Survey Finds that Most Recent College Graduates Are Satisfied With Their Higher Education Experiences
December 14, 2010
Almost 90 percent recent college alumni believe their higher education experiences were worth the time and money they spent, according to a poll conducted by The Winston Group on behalf of the American Council on Education (ACE). The national poll, conducted in early 2010, included 400 recent graduates of four- and two-year colleges and universities who ranged between 25 and 39 years old. These early polling data were supplemented by a second ACE-administered survey of 400 similarly-aged recent graduates from 22 individual colleges and universities that volunteered to participate in the follow-up study. In both the national poll and the supplemental institutional data, only students who had successfully completed their degree or certificate programs were included in the results.
Responses from the individual institutional supplement ranged from 80 percent to 97 percent agreeing that their college education was worth the time and money. In addition, satisfaction with college choice and outcomes appear to be broad-based among the survey participants. Nearly 80 percent of the surveyed alumni reported that they would attend the same institution. About 81 percent said their postsecondary experiences helped them prepare adequately for life after college, and 85 percent said their institution prepared them for their current job. However, only 62 percent reported they believe colleges in general are preparing students for demands of the modern workforce.
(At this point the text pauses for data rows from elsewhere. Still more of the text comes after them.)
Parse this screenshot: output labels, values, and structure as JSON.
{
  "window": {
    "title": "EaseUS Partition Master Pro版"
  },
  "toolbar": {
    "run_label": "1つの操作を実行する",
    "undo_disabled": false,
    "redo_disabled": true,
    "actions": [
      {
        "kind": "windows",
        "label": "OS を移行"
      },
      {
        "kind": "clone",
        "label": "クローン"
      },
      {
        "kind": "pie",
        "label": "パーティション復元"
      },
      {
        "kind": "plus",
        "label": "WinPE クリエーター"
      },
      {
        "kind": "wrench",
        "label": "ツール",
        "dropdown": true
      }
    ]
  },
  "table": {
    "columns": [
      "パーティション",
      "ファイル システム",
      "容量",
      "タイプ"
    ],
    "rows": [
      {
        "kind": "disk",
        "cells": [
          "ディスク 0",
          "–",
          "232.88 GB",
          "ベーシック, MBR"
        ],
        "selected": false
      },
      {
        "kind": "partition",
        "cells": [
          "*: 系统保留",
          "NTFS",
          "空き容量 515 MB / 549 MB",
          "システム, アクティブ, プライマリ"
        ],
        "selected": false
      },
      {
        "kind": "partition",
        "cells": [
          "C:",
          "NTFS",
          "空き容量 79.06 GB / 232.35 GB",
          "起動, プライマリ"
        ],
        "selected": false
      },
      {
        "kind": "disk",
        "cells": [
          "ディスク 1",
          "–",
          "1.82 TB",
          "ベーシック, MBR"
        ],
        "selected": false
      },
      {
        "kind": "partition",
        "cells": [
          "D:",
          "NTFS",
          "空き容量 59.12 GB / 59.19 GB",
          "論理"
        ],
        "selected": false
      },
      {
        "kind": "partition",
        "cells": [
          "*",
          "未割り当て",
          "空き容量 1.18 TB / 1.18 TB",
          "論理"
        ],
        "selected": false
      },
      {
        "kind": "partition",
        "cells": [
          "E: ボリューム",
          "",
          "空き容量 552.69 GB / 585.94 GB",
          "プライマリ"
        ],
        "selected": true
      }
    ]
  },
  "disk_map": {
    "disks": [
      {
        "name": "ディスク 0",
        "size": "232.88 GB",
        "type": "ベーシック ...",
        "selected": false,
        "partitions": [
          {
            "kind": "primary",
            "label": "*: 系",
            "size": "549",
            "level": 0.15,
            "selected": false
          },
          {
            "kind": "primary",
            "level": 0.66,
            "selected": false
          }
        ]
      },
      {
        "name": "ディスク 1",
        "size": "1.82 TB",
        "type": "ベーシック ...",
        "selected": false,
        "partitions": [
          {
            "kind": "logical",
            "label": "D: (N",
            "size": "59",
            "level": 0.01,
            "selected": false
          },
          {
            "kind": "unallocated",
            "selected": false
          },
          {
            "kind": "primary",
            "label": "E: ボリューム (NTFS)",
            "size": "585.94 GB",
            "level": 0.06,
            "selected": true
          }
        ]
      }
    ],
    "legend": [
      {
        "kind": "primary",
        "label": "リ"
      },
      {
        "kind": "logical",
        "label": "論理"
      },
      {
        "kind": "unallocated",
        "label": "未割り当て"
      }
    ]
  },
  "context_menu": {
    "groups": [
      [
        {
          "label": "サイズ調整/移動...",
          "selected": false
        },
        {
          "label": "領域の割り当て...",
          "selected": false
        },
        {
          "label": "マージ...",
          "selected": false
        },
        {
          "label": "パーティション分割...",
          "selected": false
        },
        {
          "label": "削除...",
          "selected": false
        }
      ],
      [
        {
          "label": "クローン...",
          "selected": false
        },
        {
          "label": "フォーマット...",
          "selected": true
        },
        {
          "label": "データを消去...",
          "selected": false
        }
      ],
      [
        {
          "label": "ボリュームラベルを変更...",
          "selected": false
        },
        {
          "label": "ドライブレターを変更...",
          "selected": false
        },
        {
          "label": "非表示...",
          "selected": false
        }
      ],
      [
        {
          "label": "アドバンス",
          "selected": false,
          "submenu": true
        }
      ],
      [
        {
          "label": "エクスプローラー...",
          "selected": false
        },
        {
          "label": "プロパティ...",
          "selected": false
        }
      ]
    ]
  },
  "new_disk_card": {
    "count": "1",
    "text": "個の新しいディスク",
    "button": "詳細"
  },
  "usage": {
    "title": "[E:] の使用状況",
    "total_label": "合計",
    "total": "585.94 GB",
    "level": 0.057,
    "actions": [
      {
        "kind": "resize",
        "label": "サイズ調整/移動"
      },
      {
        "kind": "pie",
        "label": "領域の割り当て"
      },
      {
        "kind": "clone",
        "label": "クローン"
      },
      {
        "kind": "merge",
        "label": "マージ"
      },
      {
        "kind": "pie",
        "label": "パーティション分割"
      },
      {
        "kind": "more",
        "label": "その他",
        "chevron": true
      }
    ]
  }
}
Survey participants were also asked to identify what they thought were the most appropriate roles for colleges and universities. The plurality, 31 percent, said that "teaching students how to think critically" was colleges' most important purpose, followed by "preparing students for employment" (28 percent) and "preparing students to solve problems that face our country" (17 percent). Only 2 percent felt "serve the community" was the most important role, while 6 percent selected "produce innovations that fuel economic development."
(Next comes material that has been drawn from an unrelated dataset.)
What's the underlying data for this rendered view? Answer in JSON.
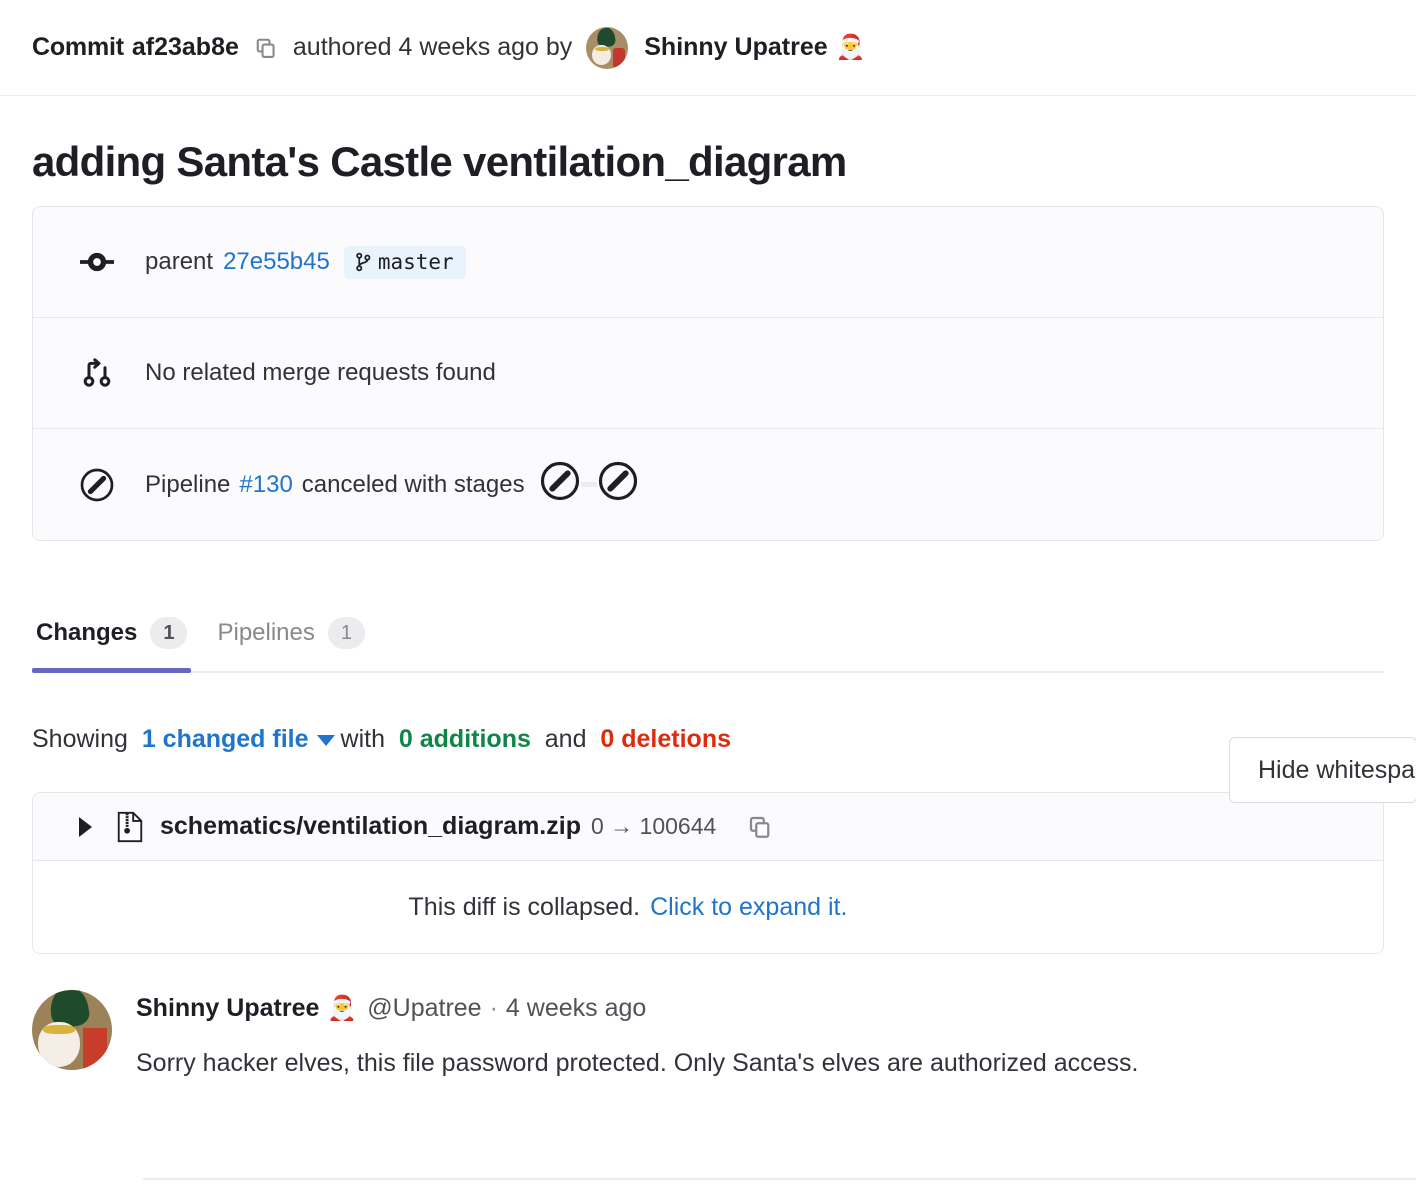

Paying for College
ACE's data also provide new insights about how recent college graduates think about paying for college. Despite the generally rising cost of higher education, more than three-quarters of survey participants said that their institution charged a fair price for their education. In addition, the plurality (40 percent) of respondents said that students and their families should be primarily responsible for financing their higher education. Only 30 percent said that the federal government should bear the primary role in paying for college, and just 20 percent said states should play the predominate role. Along the same lines, 52 percent of respondents said institutions rather than the federal or state governments should be responsible for keeping higher education affordable.
More information about the ACE national poll results is available from the ACE Web site
Director, Research and Policy Analysis
- NACUBO Identifies Concerns with ED's Proposed Cash Management Rules
- GASB Issues OPEB Standard
- NACUBO Responds to Campus Accountability and Safety Act
- 2015 CAO and CBO Collaborations
August 3-4, 2015
- 2015 Planning and Budgeting Forum
September 28-29, 2015
- 2015 Tax Forum
October 25-27, 2015
- WEBCAST: Developing Your Campus Distance Learning Strategy
Wednesday, August 12, 2015 1:00PM ET
- WEBCAST: Legislative Lunchcast: A 30-Minute Washington Update from NACUBO
Wednesday, September 9, 2015 12:00PM ET
- ON-DEMAND: A Just-in-Time Webcast to Explain FASB’s NFP Reporting Proposal
- ON-DEMAND: Decoding ED's Cash Management Proposal
- ON-DEMAND: Corporate Sponsorships: Getting it Right
- ON-DEMAND: Analytics that Support Planning, Budgeting, and Results
- A Guide to College and University Budgeting: Foundations for Institutional Effectiveness, 4th ed. - by Larry Goldstein
- NACUBO's Guide to Unitizing Investment Pools - by Mary S. Wheeler
- Managing and Collecting Student Accounts and Loans - by David R. Glezerman and Dennis DeSantis